It's a valid concern, according to real estate appraiser Tim Groulx. Even if buyers are satisfied all the flood damage has been fixed, they could still have trouble getting a mortgage.
"Insurers are going to be more wary of ... (the affected) neighourhood," Groulx said.
"Bankers require that, if somebody is going to have a mortgage on their house, they have insurance. And so, if the insurance companies are making it more difficult, then it's more awkward for the bankers to finance."
East end homeowner Gloria Chabot wonders if her insurance company will continue to cover her for flood damage.
Now that she's made a claim, she's afraid she'll be considered too high-risk to insure again.
Even though she has no plans to move in the near future, Chabot worries the flood has tainted her neighbourhood's reputation for potential homebuyers.
"If I did want to sell (my house), who [is] going to buy it?" she said. "Because they're going to think, 'well hey, you know, they had a flood and sewage backup.'"
Flood-proofing homes for the future
Groulx said he thinks it's likely property values will suffer, but appraisers can't predict exactly how much at this point.
"The reputation will be out there," he said. "Is it going to affect the values and is the reputation of the neighbourhood going to adversely affect the price of those houses? Yes, I think that's a reasonable conclusion.
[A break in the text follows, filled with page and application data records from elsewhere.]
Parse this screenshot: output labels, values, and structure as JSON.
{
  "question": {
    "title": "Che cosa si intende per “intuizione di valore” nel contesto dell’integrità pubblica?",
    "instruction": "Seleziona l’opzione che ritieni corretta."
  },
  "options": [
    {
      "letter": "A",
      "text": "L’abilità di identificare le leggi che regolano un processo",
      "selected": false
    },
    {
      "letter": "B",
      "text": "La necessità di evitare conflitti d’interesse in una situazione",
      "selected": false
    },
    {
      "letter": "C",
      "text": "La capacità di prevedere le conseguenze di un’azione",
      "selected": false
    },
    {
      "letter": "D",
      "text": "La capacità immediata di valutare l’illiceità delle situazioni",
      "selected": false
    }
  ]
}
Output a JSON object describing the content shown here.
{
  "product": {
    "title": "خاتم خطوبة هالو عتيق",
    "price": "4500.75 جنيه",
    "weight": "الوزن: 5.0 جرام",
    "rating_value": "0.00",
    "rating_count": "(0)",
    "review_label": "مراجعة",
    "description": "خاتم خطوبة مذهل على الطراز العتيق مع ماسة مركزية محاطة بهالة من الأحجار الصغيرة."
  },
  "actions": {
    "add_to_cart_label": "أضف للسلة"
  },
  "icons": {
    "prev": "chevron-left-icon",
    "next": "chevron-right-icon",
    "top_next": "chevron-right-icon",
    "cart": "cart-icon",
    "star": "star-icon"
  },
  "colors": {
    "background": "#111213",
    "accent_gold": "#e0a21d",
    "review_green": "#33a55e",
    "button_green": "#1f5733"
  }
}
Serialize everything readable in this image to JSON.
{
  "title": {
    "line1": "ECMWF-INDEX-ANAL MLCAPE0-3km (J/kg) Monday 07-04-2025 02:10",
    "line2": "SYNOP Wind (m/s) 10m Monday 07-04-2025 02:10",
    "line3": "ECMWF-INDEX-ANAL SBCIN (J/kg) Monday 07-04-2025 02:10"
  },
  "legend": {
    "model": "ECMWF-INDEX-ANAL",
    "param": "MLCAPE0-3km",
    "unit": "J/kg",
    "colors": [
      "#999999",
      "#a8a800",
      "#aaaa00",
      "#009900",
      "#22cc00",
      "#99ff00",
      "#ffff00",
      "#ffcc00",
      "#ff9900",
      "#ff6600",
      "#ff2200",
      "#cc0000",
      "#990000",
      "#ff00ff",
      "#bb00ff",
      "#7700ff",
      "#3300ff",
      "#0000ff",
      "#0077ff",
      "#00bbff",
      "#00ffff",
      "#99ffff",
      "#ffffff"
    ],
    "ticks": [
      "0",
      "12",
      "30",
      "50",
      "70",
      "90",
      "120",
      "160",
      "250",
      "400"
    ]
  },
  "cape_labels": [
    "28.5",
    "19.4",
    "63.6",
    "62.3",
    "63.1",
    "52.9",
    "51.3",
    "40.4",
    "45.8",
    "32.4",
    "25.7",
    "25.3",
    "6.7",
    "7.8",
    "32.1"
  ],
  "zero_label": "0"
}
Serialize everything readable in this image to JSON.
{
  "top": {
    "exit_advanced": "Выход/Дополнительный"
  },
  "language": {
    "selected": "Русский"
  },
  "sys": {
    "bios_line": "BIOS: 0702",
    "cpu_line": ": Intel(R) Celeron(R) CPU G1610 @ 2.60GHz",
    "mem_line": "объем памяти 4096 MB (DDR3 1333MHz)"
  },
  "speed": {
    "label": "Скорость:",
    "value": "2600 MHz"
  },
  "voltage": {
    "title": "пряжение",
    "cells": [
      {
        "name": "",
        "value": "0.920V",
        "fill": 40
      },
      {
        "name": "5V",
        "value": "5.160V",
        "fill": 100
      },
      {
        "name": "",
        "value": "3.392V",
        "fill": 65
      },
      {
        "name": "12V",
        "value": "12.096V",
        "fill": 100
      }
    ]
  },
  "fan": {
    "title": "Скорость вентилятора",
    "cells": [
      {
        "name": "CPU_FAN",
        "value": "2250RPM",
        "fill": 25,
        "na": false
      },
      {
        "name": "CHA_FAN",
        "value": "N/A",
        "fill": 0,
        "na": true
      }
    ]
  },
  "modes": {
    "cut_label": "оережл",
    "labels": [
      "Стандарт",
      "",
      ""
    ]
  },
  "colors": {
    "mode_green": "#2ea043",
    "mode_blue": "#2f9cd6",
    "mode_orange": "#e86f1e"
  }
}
How bad is it going to be? We don't know until the houses start to sell again under the new [post-flood] situation."
He noted it's important the city help homeowners ensure that their house foundations haven't been affected, and through the cleanup process ensure that mould or other pathogens don’t develop.
Groulx also said investing in waterproofing basements to protect against future flooding — such as installing check valves on plumbing and standpipes — is vital to protecting a property’s value.
He added that homeowners are legally required to tell potential buyers that the flood happened, and what they did to fix the damage.